[[Category:Indians_of_North_America]]

Revision as of 17:47, 1 May 2008

Not all Native Americans have been or are members of a tribe. Some lived apart from the main body of their tribe or clan. Some inter-married with non-Indians and no longer associated with their tribe. And some became dis-associated with their tribe for a number of reasons.

The federal government, for purposes of negotiating treaties with the various tribes, wanted to classify all Indians into a tribe, with leaders called chiefs. To do this, it became expedient to “enroll” individual Indians in tribal groups. The initial effort to enroll was carried out by the Bureau of Indian Affairs. The following are examples of enrollment records, which sometimes are mistaken as census records:

Dawes Commission

Guion Miller

etc.

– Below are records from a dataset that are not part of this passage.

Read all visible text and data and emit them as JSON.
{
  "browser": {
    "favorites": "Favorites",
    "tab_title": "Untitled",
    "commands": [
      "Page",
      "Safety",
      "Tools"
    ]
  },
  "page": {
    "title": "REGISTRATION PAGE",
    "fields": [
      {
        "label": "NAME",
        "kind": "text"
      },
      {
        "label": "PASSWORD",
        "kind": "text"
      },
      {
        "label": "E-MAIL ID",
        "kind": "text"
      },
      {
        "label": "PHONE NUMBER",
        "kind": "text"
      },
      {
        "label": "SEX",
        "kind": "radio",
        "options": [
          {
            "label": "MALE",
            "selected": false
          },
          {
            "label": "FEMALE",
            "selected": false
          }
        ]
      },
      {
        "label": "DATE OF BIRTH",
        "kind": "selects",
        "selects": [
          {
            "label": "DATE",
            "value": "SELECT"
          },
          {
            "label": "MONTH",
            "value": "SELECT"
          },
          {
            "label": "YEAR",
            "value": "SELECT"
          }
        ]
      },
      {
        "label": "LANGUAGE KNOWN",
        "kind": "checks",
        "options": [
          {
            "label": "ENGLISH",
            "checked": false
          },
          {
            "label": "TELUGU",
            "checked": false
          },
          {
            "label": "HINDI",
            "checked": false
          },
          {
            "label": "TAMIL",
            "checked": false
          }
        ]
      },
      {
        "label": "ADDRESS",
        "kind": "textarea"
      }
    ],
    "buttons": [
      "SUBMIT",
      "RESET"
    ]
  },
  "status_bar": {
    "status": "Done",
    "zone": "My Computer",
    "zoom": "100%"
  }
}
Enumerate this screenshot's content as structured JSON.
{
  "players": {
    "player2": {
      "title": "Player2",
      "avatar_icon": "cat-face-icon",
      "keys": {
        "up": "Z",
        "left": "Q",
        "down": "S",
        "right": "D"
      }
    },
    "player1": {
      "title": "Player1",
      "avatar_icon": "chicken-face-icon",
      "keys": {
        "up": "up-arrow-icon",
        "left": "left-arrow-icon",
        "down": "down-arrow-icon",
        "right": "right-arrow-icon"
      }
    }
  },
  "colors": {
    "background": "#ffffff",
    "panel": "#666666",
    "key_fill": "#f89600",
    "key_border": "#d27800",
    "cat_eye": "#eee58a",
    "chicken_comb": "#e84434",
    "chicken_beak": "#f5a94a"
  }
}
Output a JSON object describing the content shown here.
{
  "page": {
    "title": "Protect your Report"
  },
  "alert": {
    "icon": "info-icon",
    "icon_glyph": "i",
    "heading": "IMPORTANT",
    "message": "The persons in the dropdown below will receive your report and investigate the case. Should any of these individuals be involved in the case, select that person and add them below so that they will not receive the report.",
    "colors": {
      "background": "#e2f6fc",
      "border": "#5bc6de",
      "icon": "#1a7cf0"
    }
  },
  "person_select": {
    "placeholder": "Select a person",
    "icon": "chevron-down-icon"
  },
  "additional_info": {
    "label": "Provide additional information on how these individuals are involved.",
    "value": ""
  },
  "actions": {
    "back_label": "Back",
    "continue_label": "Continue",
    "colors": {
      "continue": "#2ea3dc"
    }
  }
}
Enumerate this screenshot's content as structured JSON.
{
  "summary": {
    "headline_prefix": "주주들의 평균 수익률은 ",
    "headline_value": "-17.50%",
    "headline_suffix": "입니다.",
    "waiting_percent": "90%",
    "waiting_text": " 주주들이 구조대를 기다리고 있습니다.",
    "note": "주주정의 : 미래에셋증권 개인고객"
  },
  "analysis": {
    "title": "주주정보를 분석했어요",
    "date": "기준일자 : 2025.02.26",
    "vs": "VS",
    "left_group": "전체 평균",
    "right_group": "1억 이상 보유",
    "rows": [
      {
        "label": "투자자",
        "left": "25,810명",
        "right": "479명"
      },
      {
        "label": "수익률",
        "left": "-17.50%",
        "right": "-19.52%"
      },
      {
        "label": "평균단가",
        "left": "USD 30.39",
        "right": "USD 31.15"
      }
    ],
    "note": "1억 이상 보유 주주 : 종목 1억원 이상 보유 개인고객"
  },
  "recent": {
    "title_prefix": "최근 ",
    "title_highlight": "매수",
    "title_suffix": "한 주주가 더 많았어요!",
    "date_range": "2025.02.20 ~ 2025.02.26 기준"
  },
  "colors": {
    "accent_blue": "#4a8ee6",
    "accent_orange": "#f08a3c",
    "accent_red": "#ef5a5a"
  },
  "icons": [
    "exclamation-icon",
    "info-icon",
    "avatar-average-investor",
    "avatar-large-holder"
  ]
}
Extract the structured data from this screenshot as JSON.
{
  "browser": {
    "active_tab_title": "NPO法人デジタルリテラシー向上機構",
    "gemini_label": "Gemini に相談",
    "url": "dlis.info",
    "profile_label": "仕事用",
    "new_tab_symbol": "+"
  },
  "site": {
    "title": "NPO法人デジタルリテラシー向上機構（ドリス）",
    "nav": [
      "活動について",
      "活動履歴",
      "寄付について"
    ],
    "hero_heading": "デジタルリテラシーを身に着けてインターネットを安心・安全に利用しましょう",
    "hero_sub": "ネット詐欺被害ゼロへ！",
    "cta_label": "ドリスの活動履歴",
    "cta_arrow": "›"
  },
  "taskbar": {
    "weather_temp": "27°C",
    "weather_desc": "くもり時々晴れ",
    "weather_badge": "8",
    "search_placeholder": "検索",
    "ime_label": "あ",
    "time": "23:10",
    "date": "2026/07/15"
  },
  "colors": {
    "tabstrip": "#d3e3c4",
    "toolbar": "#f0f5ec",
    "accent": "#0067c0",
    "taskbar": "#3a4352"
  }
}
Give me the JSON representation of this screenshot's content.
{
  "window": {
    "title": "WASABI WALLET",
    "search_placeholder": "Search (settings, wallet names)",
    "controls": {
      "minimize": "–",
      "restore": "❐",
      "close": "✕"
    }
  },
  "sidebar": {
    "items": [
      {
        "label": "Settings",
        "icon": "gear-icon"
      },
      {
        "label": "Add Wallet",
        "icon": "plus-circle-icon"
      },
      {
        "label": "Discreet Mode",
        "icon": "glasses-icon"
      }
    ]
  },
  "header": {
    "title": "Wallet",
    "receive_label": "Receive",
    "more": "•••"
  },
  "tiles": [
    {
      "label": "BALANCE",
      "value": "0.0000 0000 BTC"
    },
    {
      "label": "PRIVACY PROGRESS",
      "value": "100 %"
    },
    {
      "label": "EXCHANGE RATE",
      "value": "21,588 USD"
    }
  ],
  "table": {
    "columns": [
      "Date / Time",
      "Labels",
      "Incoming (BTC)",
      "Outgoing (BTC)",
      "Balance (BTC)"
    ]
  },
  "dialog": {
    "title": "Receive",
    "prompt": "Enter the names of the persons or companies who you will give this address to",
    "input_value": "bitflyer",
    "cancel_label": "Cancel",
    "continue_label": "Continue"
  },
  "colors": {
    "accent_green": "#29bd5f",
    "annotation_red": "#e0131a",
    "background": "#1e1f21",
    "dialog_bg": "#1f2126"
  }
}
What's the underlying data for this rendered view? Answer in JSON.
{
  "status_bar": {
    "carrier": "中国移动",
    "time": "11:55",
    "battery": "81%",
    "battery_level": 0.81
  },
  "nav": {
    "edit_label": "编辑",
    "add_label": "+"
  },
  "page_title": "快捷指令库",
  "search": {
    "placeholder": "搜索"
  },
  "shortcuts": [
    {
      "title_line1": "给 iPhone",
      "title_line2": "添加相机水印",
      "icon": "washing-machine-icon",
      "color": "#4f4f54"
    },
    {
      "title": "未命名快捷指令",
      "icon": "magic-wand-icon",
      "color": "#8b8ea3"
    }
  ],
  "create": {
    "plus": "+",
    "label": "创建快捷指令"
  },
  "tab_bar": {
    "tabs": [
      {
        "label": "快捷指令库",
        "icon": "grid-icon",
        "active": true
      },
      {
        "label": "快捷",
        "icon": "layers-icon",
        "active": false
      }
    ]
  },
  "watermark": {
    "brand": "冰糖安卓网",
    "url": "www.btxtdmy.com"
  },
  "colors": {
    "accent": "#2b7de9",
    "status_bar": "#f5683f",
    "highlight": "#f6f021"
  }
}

When the Indian Reorganization Act was passed in 1934, tribal governments assumed the responsibility for enrolling tribal members and setting the conditions for such enrollment.